August 6, 2019
I am on the campus of Bluffton University in Buffton, Ohio. This campus is under siege by the Boston Crusaders whose ranks are spread out among the many fine campus halls under the welcome shade trees. The sopranos are in one quad, the baritone in another. Tubas are in a field behind the stadium and the mellophones are somewhere. The percussion battery and pit are on the stadium field, tirelessly working on their challenging musical book. This is crunch time with two days of rehearsal at this temporary sanctuary in the middle of the vast cornfields of western Ohio before the DCI World Championship in Indianapolis. Being the groupie that I have become and since I have no better place to kill time, I have hooked my wagon on with them again. The corps arrived last night after the show in Akron. I took respite at the Hampton, taking the time this morning to work on my blog posts. On the way here to Bluffton this afternoon, I discovered a five-star laundry mat in Madison, Ohio where I washed a weeks worth of clothes that I retrieved from the cargo box on top of the Silver Bullet, my Volvo wagon. Yay, clean clothes again!

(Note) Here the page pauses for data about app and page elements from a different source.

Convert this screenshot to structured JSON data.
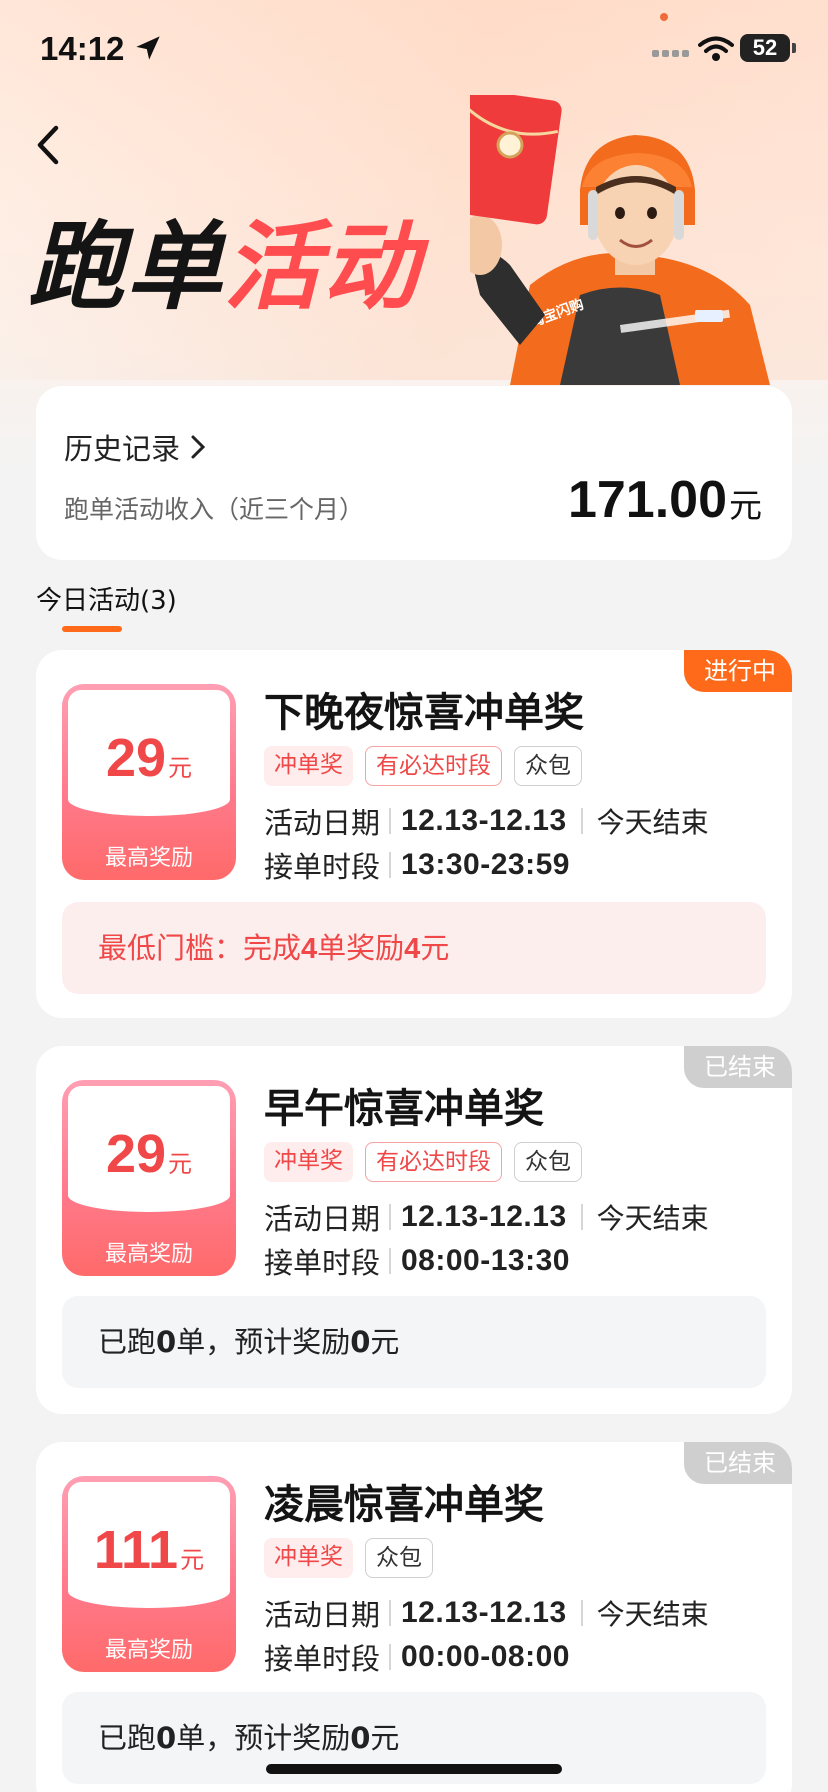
{
  "status_bar": {
    "time": "14:12",
    "battery": "52"
  },
  "header": {
    "title_part1": "跑单",
    "title_part2": "活动"
  },
  "summary": {
    "history_label": "历史记录",
    "income_label": "跑单活动收入（近三个月）",
    "income_value": "171.00",
    "income_unit": "元"
  },
  "tabs": {
    "today": "今日活动(3)"
  },
  "activities": [
    {
      "status": "进行中",
      "reward": "29",
      "reward_unit": "元",
      "reward_caption": "最高奖励",
      "title": "下晚夜惊喜冲单奖",
      "tags": [
        "冲单奖",
        "有必达时段",
        "众包"
      ],
      "date_label": "活动日期",
      "date": "12.13-12.13",
      "ends": "今天结束",
      "time_label": "接单时段",
      "time": "13:30-23:59",
      "note_prefix": "最低门槛：完成",
      "note_orders": "4",
      "note_mid": "单奖励",
      "note_amount": "4",
      "note_suffix": "元"
    },
    {
      "status": "已结束",
      "reward": "29",
      "reward_unit": "元",
      "reward_caption": "最高奖励",
      "title": "早午惊喜冲单奖",
      "tags": [
        "冲单奖",
        "有必达时段",
        "众包"
      ],
      "date_label": "活动日期",
      "date": "12.13-12.13",
      "ends": "今天结束",
      "time_label": "接单时段",
      "time": "08:00-13:30",
      "note_prefix": "已跑",
      "note_orders": "0",
      "note_mid": "单，预计奖励",
      "note_amount": "0",
      "note_suffix": "元"
    },
    {
      "status": "已结束",
      "reward": "111",
      "reward_unit": "元",
      "reward_caption": "最高奖励",
      "title": "凌晨惊喜冲单奖",
      "tags": [
        "冲单奖",
        "众包"
      ],
      "date_label": "活动日期",
      "date": "12.13-12.13",
      "ends": "今天结束",
      "time_label": "接单时段",
      "time": "00:00-08:00",
      "note_prefix": "已跑",
      "note_orders": "0",
      "note_mid": "单，预计奖励",
      "note_amount": "0",
      "note_suffix": "元"
    }
  ],
  "mascot": {
    "badge_text": "淘宝闪购"
  }
}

The Tour of Champions in Akron did not disappoint. Once again, I was blessed with a perfect night for outdoor drum corps. The stadium was larger than the Tiger Stadium in Massillon with most of the seats filled. I met a father and son who were very happy to purchase my extra tickets and we all enjoyed the fusillade of one fine drum corps after another in the best seats in the house at row 1 of the middle section, between the 45s. Having been in the stands at several shows so far talking with fellow fans, I have heard a consistent din about the impact of electronics such as mic’ing of individuals as well as blanketing the sideline with mics to pick up the field sound and pushing it through the sound system. And, the amount of the music coming from the sound systems compared to live performers on the field. Some would ask, to what extent is this faking it if 30% of the audio entertainment that the fan experiences is pre-recorded. When I hear a soloist sing, I look for that person only to realize that those pipes were recorded long ago. When I hear a live horn soloist on the field, I am constantly looking around to make visual contact, much to my frustration sometimes not actually locating that person. Are the corps hearing what I am hearing from the audience? Many have groused that the electronics steps on the live performers and is annoying when it overwhelms them. Will this cycle through and get dialed back so once again we judge the show based on the musical skill of those on the field, or has this train left the station? I have mixed feelings about it like the variety of opinions that I have heard. I will be in the sound-zone in Indianapolis at a low stadium row 15. I expect to be more assaulted by the woofers and tweeters than the natural wind of the members.
I am sitting in the Bluffton University Stadium watching the evening ensemble rehearsal of the Boston Crusaders who are working just as hard as the early rehearsals in May back in Castleton University. With the final competitions to begin in just two days, everyone is intently ironing out the imperfections and cleaning the sound. Gino is working the entire brass ensemble through the book from up high and the rest of the brass staff is on the field giving direct feedback. Earlier, I procured a half-bushel of vine-ripened tomatoes and dropped them off to the food trailer. I was planning on having dinner with the staff and volunteers but my extended run in the local park and preserve went overtime due to the great wooded, unpaved trail system the kept luring me in for another short loop on a different trail. I have had so many great runs since I have been on tour with drum corps shows this year.